A (i)legitimidade das decisões judiciais na sociedade da informação

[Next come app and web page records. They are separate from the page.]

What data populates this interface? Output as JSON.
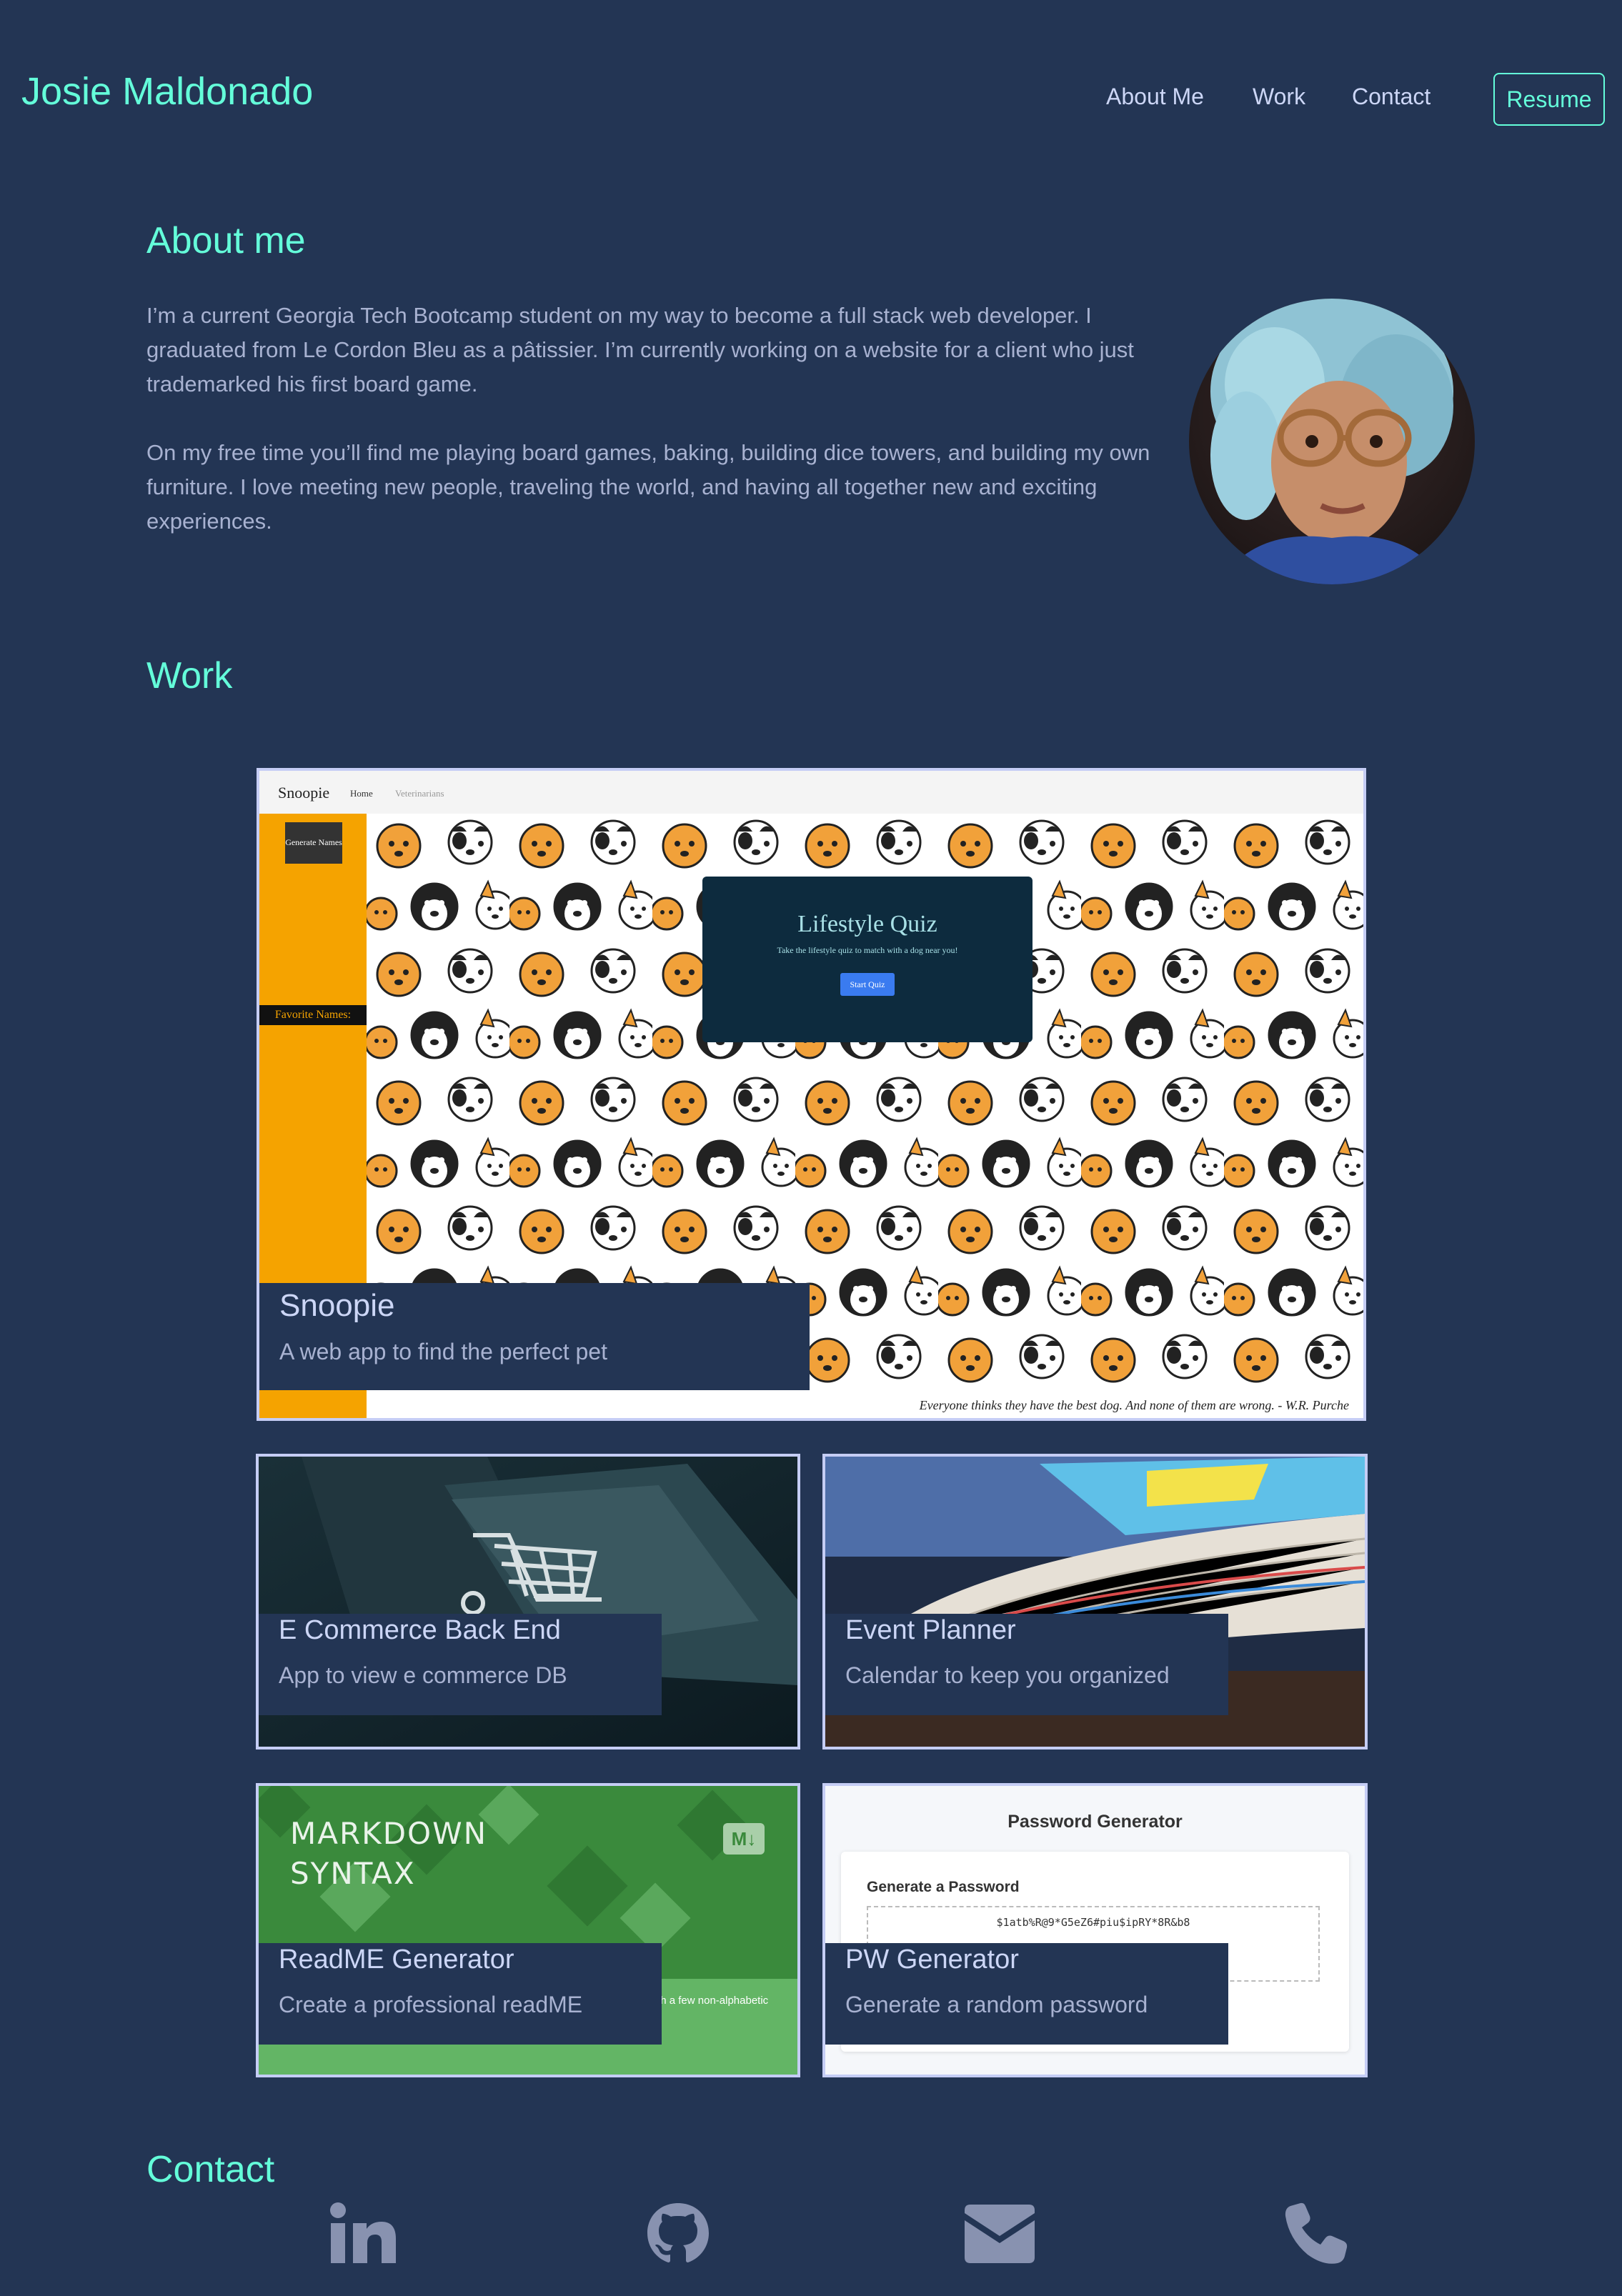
{
  "nav": {
    "brand": "Josie Maldonado",
    "links": [
      "About Me",
      "Work",
      "Contact"
    ],
    "resume": "Resume"
  },
  "about": {
    "title": "About me",
    "p1": "I’m a current Georgia Tech Bootcamp student on my way to become a full stack web developer. I graduated from Le Cordon Bleu as a pâtissier. I’m currently working on a website for a client who just trademarked his first board game.",
    "p2": "On my free time you’ll find me playing board games, baking, building dice towers, and building my own furniture. I love meeting new people, traveling the world, and having all together new and exciting experiences."
  },
  "work": {
    "title": "Work",
    "featured": {
      "title": "Snoopie",
      "desc": "A web app to find the perfect pet",
      "screenshot": {
        "brand": "Snoopie",
        "nav": [
          "Home",
          "Veterinarians"
        ],
        "generate": "Generate Names",
        "favorites": "Favorite Names:",
        "quiz_title": "Lifestyle Quiz",
        "quiz_sub": "Take the lifestyle quiz to match with a dog near you!",
        "quiz_btn": "Start Quiz",
        "quote": "Everyone thinks they have the best dog. And none of them are wrong. - W.R. Purche"
      }
    },
    "projects": [
      {
        "title": "E Commerce Back End",
        "desc": "App to view e commerce DB"
      },
      {
        "title": "Event Planner",
        "desc": "Calendar to keep you organized"
      },
      {
        "title": "ReadME Generator",
        "desc": "Create a professional readME",
        "thumb": {
          "line1": "MARKDOWN",
          "line2": "SYNTAX",
          "badge": "M↓",
          "text": "...formatting words as ...th Markdown. Mostly, Markdown is just regular text with a few non-alphabetic characters thrown in, like # or *."
        }
      },
      {
        "title": "PW Generator",
        "desc": "Generate a random password",
        "thumb": {
          "heading": "Password Generator",
          "sub": "Generate a Password",
          "pw": "$1atb%R@9*G5eZ6#piu$ipRY*8R&b8"
        }
      }
    ]
  },
  "contact": {
    "title": "Contact",
    "icons": [
      "linkedin-icon",
      "github-icon",
      "envelope-icon",
      "phone-icon"
    ]
  },
  "colors": {
    "bg": "#233554",
    "accent": "#64ffda",
    "text": "#a8b2d1",
    "heading": "#ccd6f6",
    "border": "#c5cdf5"
  }
}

Esta apresentação analisa a perda de legitimidade das decisões judiciais na sociedade da informação. Para tanto, parte do estudo do sistema de justiça criminal, especialmente dos padrões de decisões judiciais em crimes passionais e o seu reflexo na legitimidade destas decisões, tendo em vista o fenômeno da ampla publicidade, divulgação e manipulação das notícias nos diversos meios de comunicação, em que se incluem as redes sociais, tão em evidência na sociedade da informação. Dentro da pesquisa de mestrado em criminologia, este trabalho é parte de um esforço para compreender o produto do sistema criminal e as perspectivas da sociedade diante do que vem sendo veiculado nas mídias. Para tanto, como objeto de estudo, foram analisadas, além das notícias veiculadas, decisões judicias em crimes passionais praticados sobretudo contra vítimas pertencentes a grupos considerados vulneráveis, em particular contra mulheres. O estudo foi realizado entre janeiro de 2015 e janeiro de 2018. Foram realizadas pesquisas documentais de notícias veiculadas, de decisões judiciais, realizadas entrevistas tanto com profissionais que atuam diretamente no sistema criminal (juízes, promotores de justiça, advogados e policiais), como com a própria sociedade, especialmente mulheres, e realizado 1 estudo de caso. Os dados coletados são fundamentais para entender o fenômeno da perda da legitimidade de decisões desse cariz, produto de um sistema que em termos estatísticos é predominantemente masculino e que privilegia, em grande medida, também o sexo masculino. Ao mesmo tempo, decisões com maior evidência de privilégio têm sido amplamente veiculadas em todos os meios de comunicação, informando toda a sociedade e passando a impressão como se fossem uniformes, o que coloca em cheque a própria legitimidade do sistema judicial como um todo, e em uma análise mais profunda, acaba por encurralar a própria democracia.